**DATASET EXTRACT**:
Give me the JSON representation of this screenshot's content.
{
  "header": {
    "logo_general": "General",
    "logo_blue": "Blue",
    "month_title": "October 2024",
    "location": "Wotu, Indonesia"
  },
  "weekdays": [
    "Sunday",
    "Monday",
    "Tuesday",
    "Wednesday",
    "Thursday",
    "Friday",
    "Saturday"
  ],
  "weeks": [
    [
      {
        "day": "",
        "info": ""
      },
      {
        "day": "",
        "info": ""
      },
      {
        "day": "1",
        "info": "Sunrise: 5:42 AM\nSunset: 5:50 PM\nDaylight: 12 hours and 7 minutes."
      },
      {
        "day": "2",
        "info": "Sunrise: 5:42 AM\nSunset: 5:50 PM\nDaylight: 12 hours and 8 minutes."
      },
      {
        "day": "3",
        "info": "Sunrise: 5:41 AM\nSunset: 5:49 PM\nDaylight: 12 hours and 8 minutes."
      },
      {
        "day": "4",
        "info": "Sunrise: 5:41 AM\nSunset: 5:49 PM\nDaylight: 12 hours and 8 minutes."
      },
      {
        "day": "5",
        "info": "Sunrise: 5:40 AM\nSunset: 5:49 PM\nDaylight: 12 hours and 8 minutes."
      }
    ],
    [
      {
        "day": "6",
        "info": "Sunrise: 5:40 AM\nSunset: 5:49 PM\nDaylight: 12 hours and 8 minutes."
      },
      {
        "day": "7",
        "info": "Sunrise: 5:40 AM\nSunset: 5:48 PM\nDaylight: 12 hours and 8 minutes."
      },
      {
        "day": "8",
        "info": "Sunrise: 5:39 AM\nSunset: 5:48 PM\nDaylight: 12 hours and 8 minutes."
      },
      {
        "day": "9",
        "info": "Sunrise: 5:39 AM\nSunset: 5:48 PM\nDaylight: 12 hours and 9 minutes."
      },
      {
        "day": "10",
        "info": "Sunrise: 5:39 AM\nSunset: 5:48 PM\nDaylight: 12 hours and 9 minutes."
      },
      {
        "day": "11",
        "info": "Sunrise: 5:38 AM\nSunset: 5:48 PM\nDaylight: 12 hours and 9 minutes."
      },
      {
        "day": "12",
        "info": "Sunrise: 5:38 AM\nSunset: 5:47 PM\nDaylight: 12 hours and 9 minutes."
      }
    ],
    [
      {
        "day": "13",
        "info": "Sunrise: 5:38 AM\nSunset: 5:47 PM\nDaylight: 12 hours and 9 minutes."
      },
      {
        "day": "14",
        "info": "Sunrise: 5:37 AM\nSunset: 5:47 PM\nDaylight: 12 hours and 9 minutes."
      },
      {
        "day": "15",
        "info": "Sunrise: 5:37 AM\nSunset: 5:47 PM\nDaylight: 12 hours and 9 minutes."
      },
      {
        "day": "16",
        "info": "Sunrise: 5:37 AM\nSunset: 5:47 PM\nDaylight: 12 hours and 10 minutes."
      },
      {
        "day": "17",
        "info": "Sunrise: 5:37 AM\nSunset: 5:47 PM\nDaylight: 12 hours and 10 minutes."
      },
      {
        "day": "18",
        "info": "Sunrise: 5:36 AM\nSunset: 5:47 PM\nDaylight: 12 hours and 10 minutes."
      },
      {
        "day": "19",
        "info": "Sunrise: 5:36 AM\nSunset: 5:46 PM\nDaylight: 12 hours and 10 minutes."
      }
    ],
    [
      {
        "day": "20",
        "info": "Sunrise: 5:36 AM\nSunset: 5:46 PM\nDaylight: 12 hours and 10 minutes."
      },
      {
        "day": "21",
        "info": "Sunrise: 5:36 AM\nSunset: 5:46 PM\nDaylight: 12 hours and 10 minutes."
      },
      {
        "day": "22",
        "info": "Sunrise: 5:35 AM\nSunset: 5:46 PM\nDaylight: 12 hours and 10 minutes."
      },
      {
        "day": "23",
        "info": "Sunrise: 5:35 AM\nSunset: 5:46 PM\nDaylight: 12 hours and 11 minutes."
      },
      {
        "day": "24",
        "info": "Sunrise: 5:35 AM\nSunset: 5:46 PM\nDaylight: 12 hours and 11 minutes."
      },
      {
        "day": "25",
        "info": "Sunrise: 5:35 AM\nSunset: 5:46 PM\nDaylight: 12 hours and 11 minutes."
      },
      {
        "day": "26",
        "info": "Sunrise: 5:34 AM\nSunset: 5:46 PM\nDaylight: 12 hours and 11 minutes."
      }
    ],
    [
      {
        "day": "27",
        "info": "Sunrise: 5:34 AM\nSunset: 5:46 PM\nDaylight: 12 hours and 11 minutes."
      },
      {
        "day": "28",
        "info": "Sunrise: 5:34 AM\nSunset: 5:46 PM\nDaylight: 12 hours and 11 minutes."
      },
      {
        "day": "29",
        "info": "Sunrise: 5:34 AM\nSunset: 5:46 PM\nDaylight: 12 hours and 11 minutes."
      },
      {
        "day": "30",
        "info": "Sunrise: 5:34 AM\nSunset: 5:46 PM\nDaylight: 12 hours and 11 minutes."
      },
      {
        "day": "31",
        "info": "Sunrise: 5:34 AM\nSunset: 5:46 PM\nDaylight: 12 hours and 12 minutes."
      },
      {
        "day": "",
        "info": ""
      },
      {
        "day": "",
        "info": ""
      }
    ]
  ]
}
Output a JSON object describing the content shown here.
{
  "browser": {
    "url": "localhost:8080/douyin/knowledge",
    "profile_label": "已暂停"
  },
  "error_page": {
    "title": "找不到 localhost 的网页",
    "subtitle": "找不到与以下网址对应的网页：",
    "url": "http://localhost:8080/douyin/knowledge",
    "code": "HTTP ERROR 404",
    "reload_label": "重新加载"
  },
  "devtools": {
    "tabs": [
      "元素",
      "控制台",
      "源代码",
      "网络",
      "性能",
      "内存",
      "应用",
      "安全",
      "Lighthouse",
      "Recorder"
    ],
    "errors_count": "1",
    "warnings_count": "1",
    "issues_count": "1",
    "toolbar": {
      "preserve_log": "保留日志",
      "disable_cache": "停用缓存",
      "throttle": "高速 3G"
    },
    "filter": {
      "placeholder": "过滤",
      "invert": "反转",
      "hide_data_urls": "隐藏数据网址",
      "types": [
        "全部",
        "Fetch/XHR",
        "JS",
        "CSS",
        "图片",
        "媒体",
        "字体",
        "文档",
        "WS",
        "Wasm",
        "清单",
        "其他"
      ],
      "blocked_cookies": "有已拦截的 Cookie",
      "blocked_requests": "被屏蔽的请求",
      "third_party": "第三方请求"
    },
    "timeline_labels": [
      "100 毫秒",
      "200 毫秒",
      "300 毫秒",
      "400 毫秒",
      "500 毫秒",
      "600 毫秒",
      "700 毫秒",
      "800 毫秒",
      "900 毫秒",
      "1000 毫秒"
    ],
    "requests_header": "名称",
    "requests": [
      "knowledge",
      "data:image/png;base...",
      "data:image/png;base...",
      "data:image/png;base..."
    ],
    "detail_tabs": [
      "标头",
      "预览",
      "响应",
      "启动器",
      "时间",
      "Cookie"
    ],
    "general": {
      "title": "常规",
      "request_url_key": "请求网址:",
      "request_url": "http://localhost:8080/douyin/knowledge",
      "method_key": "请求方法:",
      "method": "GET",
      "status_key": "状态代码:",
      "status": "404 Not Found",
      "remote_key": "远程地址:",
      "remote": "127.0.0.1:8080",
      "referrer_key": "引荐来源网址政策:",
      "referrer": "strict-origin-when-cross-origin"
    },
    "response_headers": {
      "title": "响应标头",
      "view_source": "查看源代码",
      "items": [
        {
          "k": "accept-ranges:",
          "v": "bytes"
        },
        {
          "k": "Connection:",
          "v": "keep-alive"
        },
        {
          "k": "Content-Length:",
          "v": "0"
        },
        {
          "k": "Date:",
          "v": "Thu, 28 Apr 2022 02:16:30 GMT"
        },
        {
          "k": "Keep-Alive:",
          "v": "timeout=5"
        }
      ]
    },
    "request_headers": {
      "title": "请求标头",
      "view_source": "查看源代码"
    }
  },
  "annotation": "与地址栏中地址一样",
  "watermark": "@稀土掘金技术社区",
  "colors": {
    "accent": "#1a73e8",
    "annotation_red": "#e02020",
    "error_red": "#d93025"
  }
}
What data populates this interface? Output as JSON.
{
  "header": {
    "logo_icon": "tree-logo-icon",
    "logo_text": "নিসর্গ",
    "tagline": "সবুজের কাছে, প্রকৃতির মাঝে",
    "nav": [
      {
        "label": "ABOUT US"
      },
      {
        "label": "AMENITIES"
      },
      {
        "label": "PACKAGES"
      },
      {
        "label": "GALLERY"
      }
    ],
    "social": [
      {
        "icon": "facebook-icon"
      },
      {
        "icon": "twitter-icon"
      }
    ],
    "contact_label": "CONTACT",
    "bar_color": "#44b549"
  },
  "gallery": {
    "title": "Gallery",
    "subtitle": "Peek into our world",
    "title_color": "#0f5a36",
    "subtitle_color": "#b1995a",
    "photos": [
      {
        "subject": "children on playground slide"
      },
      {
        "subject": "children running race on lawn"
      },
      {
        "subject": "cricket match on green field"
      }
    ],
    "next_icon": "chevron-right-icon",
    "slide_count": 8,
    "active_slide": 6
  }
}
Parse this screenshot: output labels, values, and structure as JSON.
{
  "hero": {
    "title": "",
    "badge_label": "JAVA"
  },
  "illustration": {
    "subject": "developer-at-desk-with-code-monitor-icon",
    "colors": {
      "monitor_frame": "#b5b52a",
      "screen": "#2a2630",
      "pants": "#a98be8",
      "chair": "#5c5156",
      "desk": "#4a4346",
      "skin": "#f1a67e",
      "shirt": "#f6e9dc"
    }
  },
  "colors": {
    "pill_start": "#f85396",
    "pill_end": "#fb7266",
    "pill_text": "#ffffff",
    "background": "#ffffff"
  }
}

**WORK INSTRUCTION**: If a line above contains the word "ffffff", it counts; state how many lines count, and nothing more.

**OUTPUT BELOW**: 2